# Will using Mann Whitney U test, comparing the medians, give a valid inference to the populations being compared?

I am basically comparing the length and/or weight of an animal categorised by the presence or absence of a specific allele, so I have two groups. The data for length and weight do not seem to be normally distributed, both from the Shapiro Wilks test and visually looking at histograms. This is the still the case when I have transformed the data log10. Therefore I chose to use the non parametric test: Mann Whitney U test. As the shapes of the histograms for both groups are somewhat similar, I tended towards comparing the medians of the data.

Is this correct so far? or have I missed something really obvious that i could do to compare the means?

My question is: will comparing the medians allow me to infer that one group has a significantly greater length/weight than the other?

Thank you or your time and I appreciate any response!!

(i) The Mann-Whitney doesn't compare medians (at least not without some assumptions)

(ii) Choosing which test to do on the basis of tests of assumptions tends to result in the following tests not having their nominal properties (it also answers the wrong question);

(iii) It's not clear to me why "similar shapes" implies "compare medians", nor why you think you have a choice in what you're comparing if you already chose the test -- how would the subsequent decision to compare medians come into it if you're already doing Mann-Whitney?

(iv) It may be possible to compare means -- there are several possibilities.

1. using GLMs might be reasonable, such as a gamma GLM.

2. If you assume identical distributions under the null and some kind of alternative that one variable is stochastically larger (including location shift or scale shift as special cases) you could either do a permutation test to test equality of means against ordered means, as long as the means exist, or

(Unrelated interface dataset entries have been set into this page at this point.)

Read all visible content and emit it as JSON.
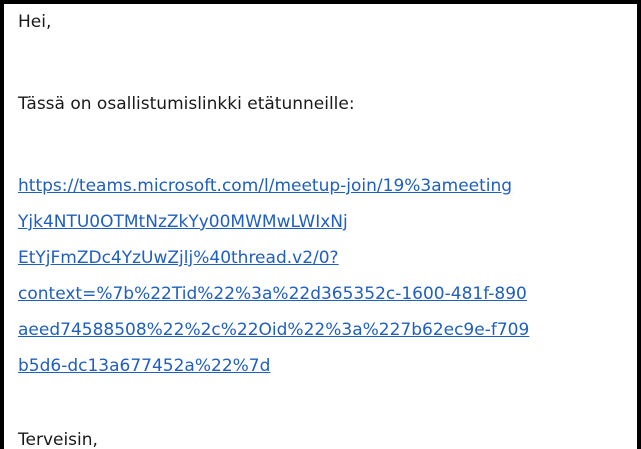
{
  "email": {
    "greeting": "Hei,",
    "intro": "Tässä on osallistumislinkki etätunneille:",
    "link_lines": [
      "https://teams.microsoft.com/l/meetup-join/19%3ameeting",
      "Yjk4NTU0OTMtNzZkYy00MWMwLWIxNj",
      "EtYjFmZDc4YzUwZjlj%40thread.v2/0?",
      "context=%7b%22Tid%22%3a%22d365352c-1600-481f-890",
      "aeed74588508%22%2c%22Oid%22%3a%227b62ec9e-f709",
      "b5d6-dc13a677452a%22%7d"
    ],
    "signoff": "Terveisin,"
  },
  "colors": {
    "link": "#1f5fbf",
    "text": "#1a1a1a",
    "border": "#000000"
  }
}
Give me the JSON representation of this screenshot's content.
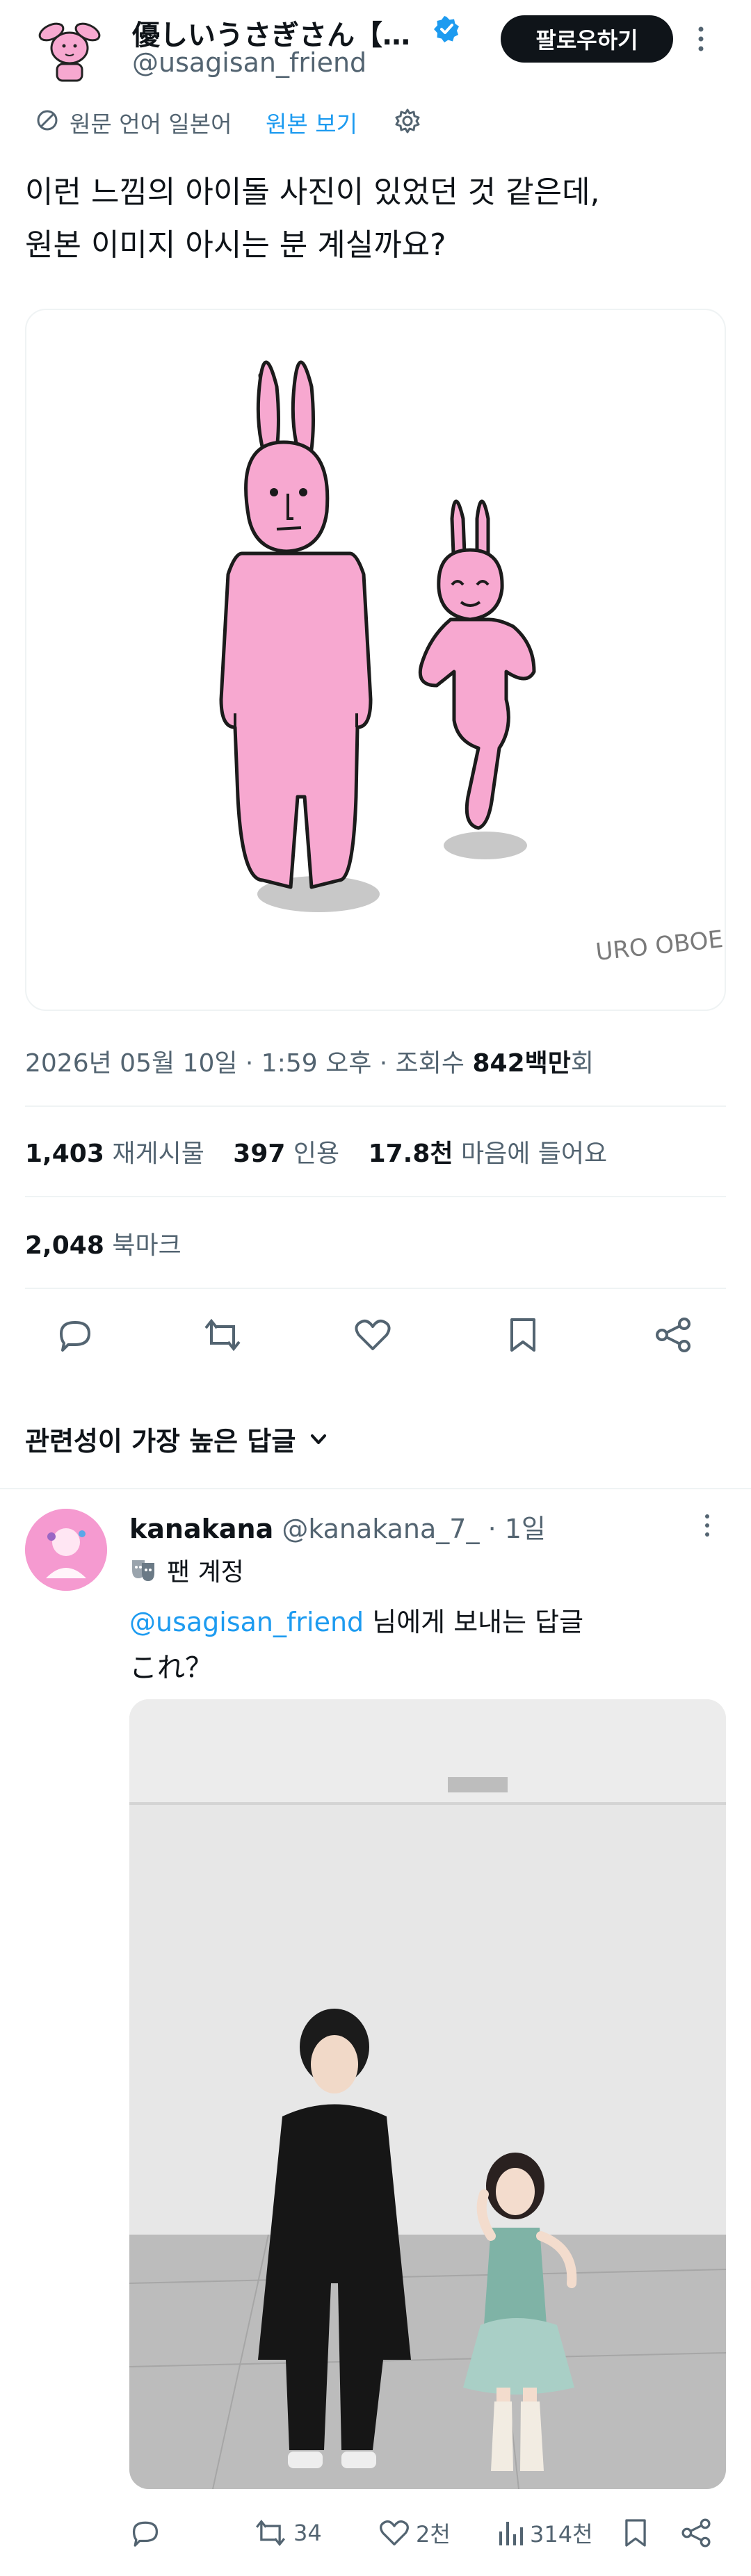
{
  "author": {
    "name": "優しいうさぎさん【…",
    "handle": "@usagisan_friend",
    "follow_label": "팔로우하기"
  },
  "translate_bar": {
    "original_language": "원문 언어 일본어",
    "view_original": "원본 보기"
  },
  "post": {
    "text_line1": "이런 느낌의 아이돌 사진이 있었던 것 같은데,",
    "text_line2": "원본 이미지 아시는 분 계실까요?",
    "image_signature": "URO OBOE…",
    "meta_date": "2026년 05월 10일 · 1:59 오후 · 조회수 ",
    "meta_views": "842백만",
    "meta_suffix": "회"
  },
  "stats": {
    "retweets_count": "1,403",
    "retweets_label": "재게시물",
    "quotes_count": "397",
    "quotes_label": "인용",
    "likes_count": "17.8천",
    "likes_label": "마음에 들어요",
    "bookmarks_count": "2,048",
    "bookmarks_label": "북마크"
  },
  "actions": [
    "reply-icon",
    "retweet-icon",
    "like-icon",
    "bookmark-icon",
    "share-icon"
  ],
  "sort": {
    "label": "관련성이 가장 높은 답글"
  },
  "reply": {
    "name": "kanakana",
    "handle": "@kanakana_7_",
    "time": "· 1일",
    "badge": "팬 계정",
    "replying_to_handle": "@usagisan_friend",
    "replying_to_suffix": " 님에게 보내는 답글",
    "text": "これ？",
    "retweets": "34",
    "likes": "2천",
    "views": "314천"
  },
  "colors": {
    "accent": "#1d9bf0",
    "bunny_pink": "#f7a8d0",
    "follow_bg": "#0f1419"
  }
}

3. with the additional assumptions in (2.) the Mann-Whitney should also test equality of means against ordered means (as long as the means exist).